■ **WHAT YOU WILL DO**
Lines with the word "help" are the ones wanted. Copy each of them from the entries below.

■ **EXTRACTED ENTRIES**
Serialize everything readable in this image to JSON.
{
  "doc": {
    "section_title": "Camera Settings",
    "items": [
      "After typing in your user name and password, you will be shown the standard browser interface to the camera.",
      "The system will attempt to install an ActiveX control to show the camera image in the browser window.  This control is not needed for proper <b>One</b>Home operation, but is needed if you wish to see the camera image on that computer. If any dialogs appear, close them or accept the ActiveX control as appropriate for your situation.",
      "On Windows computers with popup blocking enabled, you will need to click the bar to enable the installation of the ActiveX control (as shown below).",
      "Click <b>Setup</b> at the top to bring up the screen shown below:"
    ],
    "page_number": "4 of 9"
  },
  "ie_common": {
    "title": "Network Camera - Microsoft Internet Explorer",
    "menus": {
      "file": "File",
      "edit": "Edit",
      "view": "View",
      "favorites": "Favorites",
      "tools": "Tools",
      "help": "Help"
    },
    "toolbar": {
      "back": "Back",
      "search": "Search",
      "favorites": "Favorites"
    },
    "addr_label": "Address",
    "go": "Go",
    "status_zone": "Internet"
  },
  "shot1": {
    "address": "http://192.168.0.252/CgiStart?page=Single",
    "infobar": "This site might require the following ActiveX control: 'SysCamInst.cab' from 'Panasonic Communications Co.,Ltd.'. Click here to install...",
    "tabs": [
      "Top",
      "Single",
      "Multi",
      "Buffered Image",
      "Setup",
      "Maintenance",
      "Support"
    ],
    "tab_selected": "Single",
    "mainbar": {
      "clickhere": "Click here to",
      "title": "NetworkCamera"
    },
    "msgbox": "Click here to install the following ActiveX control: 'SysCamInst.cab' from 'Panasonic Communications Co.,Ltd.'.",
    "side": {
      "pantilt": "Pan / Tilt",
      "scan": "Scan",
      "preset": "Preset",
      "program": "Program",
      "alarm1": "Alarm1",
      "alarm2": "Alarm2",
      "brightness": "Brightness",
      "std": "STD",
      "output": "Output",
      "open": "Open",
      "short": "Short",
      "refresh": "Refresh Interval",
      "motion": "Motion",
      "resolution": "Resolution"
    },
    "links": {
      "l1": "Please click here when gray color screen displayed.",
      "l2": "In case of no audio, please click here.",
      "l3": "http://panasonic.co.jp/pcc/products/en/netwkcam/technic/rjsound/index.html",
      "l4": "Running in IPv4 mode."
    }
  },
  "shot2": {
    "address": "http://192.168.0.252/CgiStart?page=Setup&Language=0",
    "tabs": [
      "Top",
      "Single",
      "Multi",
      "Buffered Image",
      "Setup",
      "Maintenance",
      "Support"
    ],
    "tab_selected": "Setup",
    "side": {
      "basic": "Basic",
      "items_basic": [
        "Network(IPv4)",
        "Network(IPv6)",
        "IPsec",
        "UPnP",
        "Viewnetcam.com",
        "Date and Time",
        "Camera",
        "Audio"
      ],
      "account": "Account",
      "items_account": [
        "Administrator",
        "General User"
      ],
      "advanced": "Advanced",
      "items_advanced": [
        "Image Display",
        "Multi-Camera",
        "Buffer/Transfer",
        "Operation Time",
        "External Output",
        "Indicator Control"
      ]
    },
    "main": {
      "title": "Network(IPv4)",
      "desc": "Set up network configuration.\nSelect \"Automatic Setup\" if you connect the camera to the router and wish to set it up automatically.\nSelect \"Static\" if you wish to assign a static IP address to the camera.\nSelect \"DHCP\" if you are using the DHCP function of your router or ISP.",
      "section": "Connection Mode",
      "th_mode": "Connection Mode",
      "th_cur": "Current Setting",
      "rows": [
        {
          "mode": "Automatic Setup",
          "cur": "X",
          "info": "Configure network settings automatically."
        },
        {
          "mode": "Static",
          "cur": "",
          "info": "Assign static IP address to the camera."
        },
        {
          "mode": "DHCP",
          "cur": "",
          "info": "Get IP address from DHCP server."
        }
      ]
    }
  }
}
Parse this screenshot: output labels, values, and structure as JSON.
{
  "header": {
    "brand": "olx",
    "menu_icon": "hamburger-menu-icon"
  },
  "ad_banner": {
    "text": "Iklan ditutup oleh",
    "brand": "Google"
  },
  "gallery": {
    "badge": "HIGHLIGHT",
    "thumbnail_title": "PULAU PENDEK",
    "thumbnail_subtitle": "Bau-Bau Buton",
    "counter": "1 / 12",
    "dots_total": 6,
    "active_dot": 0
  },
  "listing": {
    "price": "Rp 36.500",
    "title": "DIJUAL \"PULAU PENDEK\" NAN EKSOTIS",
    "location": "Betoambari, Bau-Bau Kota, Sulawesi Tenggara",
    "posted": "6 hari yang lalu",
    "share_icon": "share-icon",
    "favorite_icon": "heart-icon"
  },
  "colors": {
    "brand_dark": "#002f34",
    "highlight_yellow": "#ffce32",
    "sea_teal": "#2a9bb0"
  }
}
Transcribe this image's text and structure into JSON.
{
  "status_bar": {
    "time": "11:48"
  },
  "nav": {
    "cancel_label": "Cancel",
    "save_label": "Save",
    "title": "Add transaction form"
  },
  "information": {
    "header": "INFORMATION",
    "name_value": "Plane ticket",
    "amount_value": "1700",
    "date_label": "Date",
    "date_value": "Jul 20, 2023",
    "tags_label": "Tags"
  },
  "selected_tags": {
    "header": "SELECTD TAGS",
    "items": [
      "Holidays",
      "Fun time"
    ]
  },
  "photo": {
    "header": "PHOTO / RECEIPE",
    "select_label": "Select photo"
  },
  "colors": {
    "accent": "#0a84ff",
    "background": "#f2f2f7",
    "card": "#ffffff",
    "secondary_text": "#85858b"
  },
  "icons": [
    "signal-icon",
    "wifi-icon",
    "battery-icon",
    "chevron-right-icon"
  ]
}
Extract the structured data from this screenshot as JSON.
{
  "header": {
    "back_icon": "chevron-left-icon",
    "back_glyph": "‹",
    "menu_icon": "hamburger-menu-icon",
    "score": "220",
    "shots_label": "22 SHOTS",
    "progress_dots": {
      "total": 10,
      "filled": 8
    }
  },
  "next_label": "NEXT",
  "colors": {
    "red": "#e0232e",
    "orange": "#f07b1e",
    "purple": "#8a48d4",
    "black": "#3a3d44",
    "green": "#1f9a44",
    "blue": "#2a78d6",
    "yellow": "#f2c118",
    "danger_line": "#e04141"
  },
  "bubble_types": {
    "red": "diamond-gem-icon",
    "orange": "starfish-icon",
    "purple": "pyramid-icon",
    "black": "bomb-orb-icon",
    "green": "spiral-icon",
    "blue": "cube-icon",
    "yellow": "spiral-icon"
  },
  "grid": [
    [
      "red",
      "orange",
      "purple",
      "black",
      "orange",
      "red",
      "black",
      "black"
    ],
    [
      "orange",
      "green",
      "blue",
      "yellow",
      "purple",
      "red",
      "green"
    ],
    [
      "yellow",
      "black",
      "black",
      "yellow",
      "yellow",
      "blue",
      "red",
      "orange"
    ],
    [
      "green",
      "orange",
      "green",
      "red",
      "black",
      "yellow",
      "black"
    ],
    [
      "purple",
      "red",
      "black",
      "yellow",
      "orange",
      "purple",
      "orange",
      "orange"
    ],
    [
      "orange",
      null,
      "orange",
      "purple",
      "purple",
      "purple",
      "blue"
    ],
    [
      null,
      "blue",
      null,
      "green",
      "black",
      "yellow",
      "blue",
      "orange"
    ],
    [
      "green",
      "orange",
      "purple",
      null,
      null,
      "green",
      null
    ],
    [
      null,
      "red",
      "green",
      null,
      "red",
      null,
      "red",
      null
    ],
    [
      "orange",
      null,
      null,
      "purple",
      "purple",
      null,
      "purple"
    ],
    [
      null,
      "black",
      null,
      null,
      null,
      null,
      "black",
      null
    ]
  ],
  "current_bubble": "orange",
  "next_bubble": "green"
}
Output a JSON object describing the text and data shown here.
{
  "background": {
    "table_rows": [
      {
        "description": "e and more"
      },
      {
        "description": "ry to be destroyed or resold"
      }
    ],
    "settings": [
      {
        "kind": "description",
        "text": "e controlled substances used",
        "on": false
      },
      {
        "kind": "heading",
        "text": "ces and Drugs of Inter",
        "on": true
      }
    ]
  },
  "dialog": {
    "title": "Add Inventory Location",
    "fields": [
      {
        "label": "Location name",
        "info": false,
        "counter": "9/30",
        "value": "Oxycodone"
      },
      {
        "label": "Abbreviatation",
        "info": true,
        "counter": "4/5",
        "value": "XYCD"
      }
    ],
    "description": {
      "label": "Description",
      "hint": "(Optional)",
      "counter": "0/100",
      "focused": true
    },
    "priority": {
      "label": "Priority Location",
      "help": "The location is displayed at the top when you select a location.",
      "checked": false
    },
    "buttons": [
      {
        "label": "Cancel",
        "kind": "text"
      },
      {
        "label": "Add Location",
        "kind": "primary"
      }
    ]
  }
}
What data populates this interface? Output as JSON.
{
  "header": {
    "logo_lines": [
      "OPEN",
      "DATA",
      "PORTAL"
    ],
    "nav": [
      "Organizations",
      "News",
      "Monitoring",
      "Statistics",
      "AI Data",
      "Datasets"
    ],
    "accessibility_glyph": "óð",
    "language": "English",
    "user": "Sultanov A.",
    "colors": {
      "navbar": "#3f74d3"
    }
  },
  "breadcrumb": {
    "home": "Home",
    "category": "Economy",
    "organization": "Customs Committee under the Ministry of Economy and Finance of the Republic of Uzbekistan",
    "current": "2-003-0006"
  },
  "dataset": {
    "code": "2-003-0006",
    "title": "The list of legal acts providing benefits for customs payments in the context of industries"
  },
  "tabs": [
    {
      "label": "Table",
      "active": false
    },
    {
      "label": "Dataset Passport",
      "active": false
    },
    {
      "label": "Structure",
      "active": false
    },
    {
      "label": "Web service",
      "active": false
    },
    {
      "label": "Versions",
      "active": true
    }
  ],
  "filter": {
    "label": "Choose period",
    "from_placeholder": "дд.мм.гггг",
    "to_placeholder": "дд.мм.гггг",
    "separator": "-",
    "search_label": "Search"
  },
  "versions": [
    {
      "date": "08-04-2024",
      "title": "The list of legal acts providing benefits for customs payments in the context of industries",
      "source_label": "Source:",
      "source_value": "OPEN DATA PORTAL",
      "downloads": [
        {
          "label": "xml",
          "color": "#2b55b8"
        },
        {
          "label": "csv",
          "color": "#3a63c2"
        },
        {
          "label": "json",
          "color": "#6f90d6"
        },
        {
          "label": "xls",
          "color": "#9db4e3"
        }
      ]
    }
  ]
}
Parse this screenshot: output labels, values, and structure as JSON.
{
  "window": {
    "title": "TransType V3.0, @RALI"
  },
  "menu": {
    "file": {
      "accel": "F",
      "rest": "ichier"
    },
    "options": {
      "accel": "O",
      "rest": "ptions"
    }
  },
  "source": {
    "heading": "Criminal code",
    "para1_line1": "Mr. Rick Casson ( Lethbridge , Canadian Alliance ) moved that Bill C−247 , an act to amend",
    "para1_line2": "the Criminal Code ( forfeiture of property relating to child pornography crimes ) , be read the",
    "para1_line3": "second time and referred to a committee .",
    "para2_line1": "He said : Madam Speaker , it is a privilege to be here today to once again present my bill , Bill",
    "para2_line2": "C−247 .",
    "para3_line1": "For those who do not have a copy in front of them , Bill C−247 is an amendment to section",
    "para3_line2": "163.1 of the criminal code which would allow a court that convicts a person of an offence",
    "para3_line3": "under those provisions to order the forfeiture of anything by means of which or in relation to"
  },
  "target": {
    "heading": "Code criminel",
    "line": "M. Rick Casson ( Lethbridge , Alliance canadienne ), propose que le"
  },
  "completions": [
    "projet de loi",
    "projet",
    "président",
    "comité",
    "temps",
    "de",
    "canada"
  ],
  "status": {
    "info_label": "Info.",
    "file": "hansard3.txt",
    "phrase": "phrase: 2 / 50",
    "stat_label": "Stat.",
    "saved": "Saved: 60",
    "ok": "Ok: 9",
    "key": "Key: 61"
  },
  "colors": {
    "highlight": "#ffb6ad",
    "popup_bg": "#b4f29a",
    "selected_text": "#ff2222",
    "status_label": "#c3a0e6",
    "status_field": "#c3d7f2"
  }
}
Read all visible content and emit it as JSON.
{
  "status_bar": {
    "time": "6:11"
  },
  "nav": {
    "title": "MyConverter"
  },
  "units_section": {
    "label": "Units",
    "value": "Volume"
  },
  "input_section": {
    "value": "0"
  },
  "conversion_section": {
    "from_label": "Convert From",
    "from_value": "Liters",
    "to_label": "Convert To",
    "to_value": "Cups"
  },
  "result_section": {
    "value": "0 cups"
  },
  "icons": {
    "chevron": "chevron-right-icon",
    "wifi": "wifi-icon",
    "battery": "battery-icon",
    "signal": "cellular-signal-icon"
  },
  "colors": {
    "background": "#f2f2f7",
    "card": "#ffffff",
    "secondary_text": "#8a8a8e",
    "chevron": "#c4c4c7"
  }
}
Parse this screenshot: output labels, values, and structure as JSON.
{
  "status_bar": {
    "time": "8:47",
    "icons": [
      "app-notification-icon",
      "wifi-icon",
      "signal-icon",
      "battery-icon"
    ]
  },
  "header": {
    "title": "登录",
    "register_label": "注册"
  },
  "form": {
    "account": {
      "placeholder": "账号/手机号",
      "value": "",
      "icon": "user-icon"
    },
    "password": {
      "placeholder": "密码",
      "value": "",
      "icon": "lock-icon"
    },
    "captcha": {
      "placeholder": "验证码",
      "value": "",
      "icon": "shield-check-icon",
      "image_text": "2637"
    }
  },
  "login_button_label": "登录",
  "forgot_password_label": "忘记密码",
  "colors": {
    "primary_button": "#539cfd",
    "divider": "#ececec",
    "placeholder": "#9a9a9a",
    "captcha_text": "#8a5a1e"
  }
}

■ **OUTPUT FOR THIS TASK**
      "help": "Help"
      "help": "The location is displayed at the top when you select a location.",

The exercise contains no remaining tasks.